Repatriate Interview # 1
Cordula, her husband and their three children (7, 9 and 11 years old) repatriated from the US back to Germany in summer 2015. They’ve lived in San Jose, California for almost 6 years.
Why did you move back?
I always wanted to move back. I wanted to work in my old job as a nurse. In the US I’d have had to go back to school in order to get a nurse license. We wanted our kids to be socialized in Germany as well.
When did you go back?
We moved last summer. I’d have loved to move back earlier, but my husband’s job situation wouldn’t allow that. Now he still works for his American employer “Specialized” and opened up an office in Germany.
Where did you move and why?
How did you experience the reverse culture shock?
The every day life and the interpersonal relations are different. Germans tend to be less friendly and less helpful than people in California. But it helps to be extra amiable when you talk to people, essentially interacting with a “Californian spirit”. Most people respond to that and start being more friendly as well. Germans don’t necessarily greet each other all the time and they don’t necessarily love small talk. But I would say that Germans are not unfriendly on purpose, it’s more that they are “negligently discourteous”. And they can’t stand in line.
Customer service is terrible. If you go to a hardware store like “Bauhaus” you will have a hard time to get assistance. You feel a bit like “the customer has to threaten with an order” or otherwise nothing will happen. We miss that the stores are open seven days a week. Here the stores, except supermarkets, close on Saturday at 4 pm and remain closed until Monday morning.
What are the advantages of the life in Germany?
I can work in my old job and the kids have way more freedom. They can roam free. They ride their bike to school, they take the bus to go into town and they meet friends to go to the public pool all by themselves. We have more time together as a family. The kids usually come home for lunch.
The cost of living is much lower. The activities for the children are much more affordable. Germany has a huge “club” system (Sportvereine). You become a member of the local sports club and with your membership (which is about € 30/year) your kids can play soccer, do gymnastics, play Handball and so on. Our girls can ride their bikes to the horseback riding stable.
There are less restrictions about what you can say or not. People are more straight forward and you don’t feel like that you have to think about what you can say to people. In the US I was more afraid to talk to people about religion or politics than I am here.
How did the children adjust to their new schools?
That was very different for each of our children. Our oldest one started 5th grade in one of the local gymnasiums and had a pretty good start. He quickly made some friends and felt very welcome. It was easier for him, because in Germany all children start high school together in 5th grade and stay there until they graduate. We didn’t have a probably to get him into the school, because they have one bilingual (English/German) class in each grade and not everyone wants to get in that class since it is more challenging than the regular classes. Now he has only 20 children in his classroom. I have to say that math was much more of a challenge than German. It seems that American school math is way different from the math they teach here.
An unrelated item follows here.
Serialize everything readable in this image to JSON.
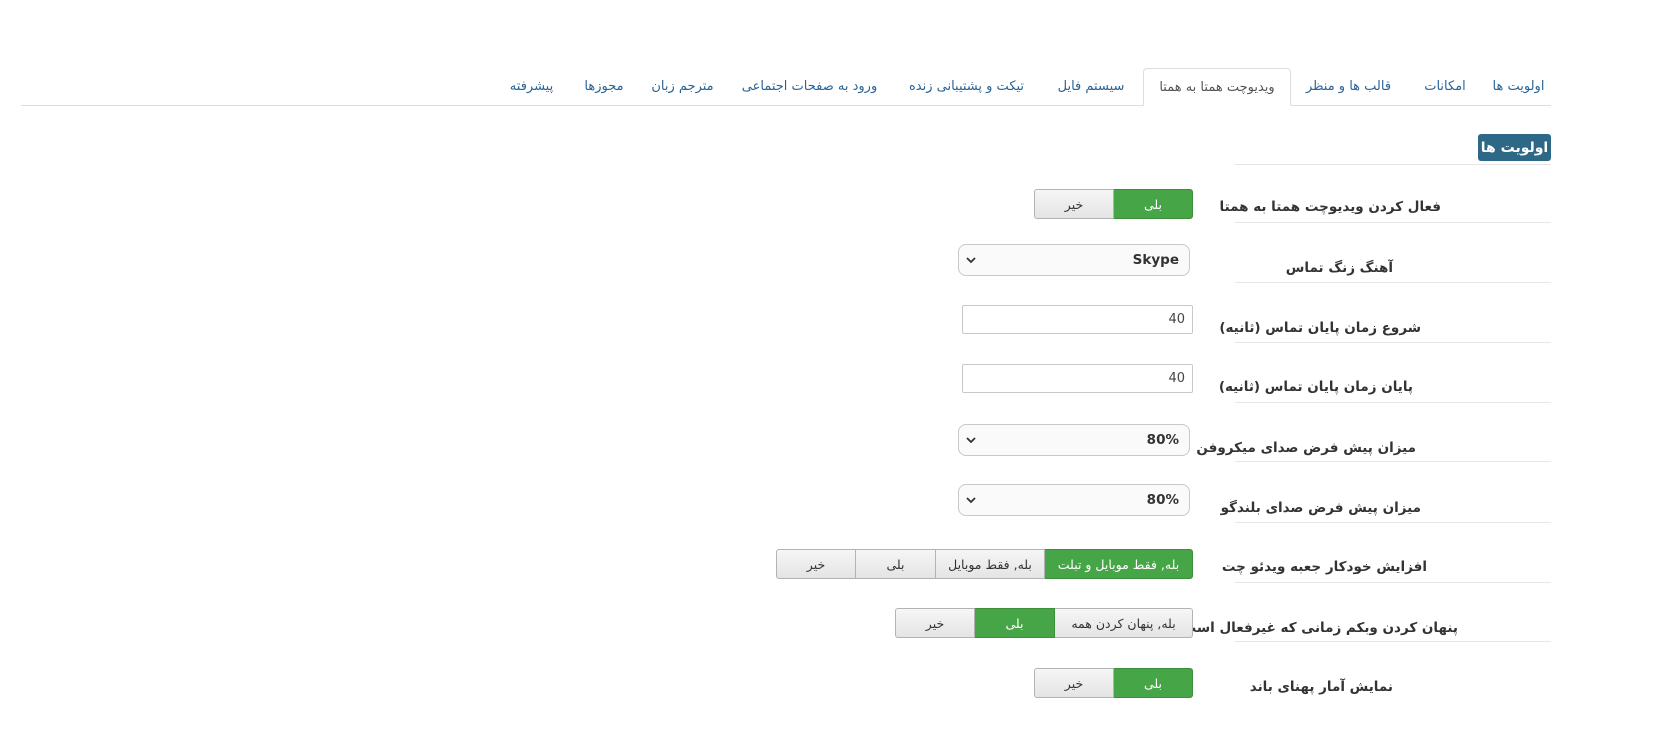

The academic standard is higher in general. My youngest one started elementary school in 1st grade. So it was the same for her. Everyone starts school in 1st grade, she was not the “new kid on the block”. The change was the most difficult for my middle daughter who is also the most social one. She came into a 3rd grade class which had been already together for 2 years (in Germany they don’t usually switch the classroom composition every year) and it was difficult for her to make new friends. Everyone already had a best friend. She was really sad in the first year and missed her Californian friends a lot. Now she found two girls that she spends most of her time with.
I want to emphasize that all the classroom teachers were very welcoming, helpful and accommodating since we didn’t know too much about the German school system which is so different from the American one. Parents of classmates were also very supportive and helped our kids to build a social network.
Soon after we moved into the house, we got two kittens and they provided all of us with a lot of comfort.
How do you feel now, a bit more than a year after your move?
I am definitely happier. I have a job and get to see my children more. The children have more freedom and are pretty happy and integrated. We bought the house and our financial situation has improved. My husband misses the more relaxed lifestyle in California.
If you could do your move again, what would you do differently?
I wouldn’t move back at the beginning of the German summer break. Our kids didn’t know anyone and in the summertime it is way harder to make social connections. We couldn’t get them in any summer camps either because there are not many and they fill up early.
What do you miss most about living in California?
We miss the huge variety of leisure activities. In California you can go for a different hike every week and after more than 5 years we still didn’t do all of them. You can go to the ocean or to many different beautiful places in a close proximity.
Overall I am happier living here in Germany, but nonetheless I left some amazing friends behind who I miss every day.
Thank you, Cordula!
This post is a part of a series called NaBloPoMo 2016 hosted by BlogHer. NaBloPoMo is short for National Blog Posting Month and it challenges writers and creatives to post on their blogs once a day (at least) for the month of November. You can find all my posts on my blogher page, too. Stay tuned!